Select from the data all lines with the word "JSON".
== Data shown ==
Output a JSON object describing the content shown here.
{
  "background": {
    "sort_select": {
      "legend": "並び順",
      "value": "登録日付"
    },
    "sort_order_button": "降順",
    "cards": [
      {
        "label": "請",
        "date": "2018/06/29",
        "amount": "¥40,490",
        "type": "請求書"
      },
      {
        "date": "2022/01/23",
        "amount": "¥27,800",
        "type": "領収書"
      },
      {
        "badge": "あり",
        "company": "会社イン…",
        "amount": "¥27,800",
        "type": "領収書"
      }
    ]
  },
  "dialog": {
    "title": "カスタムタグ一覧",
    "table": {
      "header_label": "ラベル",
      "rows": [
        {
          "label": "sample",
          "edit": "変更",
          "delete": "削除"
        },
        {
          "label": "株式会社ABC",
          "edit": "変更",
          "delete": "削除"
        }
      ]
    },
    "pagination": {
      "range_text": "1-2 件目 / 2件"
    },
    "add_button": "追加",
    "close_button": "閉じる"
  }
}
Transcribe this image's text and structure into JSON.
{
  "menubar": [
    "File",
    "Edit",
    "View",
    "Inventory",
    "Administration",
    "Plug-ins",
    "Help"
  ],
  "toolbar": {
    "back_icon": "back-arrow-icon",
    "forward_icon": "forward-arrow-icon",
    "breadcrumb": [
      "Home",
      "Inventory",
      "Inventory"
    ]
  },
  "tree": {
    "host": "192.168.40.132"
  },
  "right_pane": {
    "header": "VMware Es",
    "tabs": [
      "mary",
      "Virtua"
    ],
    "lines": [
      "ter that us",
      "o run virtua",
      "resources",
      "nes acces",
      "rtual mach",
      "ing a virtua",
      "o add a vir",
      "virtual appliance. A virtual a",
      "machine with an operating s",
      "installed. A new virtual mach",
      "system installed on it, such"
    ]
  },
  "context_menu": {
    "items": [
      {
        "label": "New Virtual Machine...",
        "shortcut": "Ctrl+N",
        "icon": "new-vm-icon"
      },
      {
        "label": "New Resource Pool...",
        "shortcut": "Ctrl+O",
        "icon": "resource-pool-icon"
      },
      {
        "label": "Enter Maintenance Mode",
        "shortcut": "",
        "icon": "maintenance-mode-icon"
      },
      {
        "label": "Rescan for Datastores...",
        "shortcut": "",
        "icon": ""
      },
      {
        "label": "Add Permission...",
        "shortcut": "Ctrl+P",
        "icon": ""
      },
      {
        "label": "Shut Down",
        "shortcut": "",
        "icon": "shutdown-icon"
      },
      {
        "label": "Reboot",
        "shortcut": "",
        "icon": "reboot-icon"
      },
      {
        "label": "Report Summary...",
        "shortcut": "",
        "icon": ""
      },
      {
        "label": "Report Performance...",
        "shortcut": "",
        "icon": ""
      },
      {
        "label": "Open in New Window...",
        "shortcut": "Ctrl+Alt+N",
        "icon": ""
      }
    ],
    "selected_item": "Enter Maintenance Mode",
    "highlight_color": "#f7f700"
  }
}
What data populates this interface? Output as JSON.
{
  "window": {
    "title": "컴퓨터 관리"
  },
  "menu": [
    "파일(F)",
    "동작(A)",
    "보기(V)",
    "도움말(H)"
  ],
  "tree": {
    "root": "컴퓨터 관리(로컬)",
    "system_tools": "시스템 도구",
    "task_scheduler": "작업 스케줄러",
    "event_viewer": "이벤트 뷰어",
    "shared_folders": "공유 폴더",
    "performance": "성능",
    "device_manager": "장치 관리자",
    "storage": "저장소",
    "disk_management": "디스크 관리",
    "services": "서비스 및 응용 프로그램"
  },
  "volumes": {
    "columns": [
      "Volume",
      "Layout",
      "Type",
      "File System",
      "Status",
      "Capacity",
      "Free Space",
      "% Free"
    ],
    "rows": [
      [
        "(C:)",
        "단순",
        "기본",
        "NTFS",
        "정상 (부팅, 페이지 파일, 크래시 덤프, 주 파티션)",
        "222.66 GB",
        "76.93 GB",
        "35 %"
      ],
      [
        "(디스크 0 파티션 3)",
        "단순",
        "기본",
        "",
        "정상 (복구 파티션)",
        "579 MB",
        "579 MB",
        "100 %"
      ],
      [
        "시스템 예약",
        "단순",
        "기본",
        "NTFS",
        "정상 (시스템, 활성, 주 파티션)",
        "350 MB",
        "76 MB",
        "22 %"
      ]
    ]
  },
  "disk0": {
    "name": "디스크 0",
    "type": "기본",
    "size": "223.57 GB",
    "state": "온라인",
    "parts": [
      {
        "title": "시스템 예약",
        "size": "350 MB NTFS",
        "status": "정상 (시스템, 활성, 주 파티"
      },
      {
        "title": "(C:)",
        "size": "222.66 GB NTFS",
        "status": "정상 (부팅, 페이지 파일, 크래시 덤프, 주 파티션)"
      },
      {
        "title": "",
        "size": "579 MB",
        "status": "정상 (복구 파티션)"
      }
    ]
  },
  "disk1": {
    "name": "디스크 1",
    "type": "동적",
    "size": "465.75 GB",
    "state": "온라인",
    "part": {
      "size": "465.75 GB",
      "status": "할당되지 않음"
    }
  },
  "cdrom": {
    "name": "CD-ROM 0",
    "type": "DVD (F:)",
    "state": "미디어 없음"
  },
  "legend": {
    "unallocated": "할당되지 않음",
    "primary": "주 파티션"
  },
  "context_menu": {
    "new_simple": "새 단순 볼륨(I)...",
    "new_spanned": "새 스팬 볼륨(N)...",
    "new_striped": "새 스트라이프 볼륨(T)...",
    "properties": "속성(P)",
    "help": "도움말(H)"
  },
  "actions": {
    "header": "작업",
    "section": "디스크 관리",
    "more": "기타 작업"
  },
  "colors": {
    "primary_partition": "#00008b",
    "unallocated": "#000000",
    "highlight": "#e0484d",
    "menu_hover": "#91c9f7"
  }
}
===
Answer to this exercise:
Output a JSON object describing the content shown here.
Transcribe this image's text and structure into JSON.
What data populates this interface? Output as JSON.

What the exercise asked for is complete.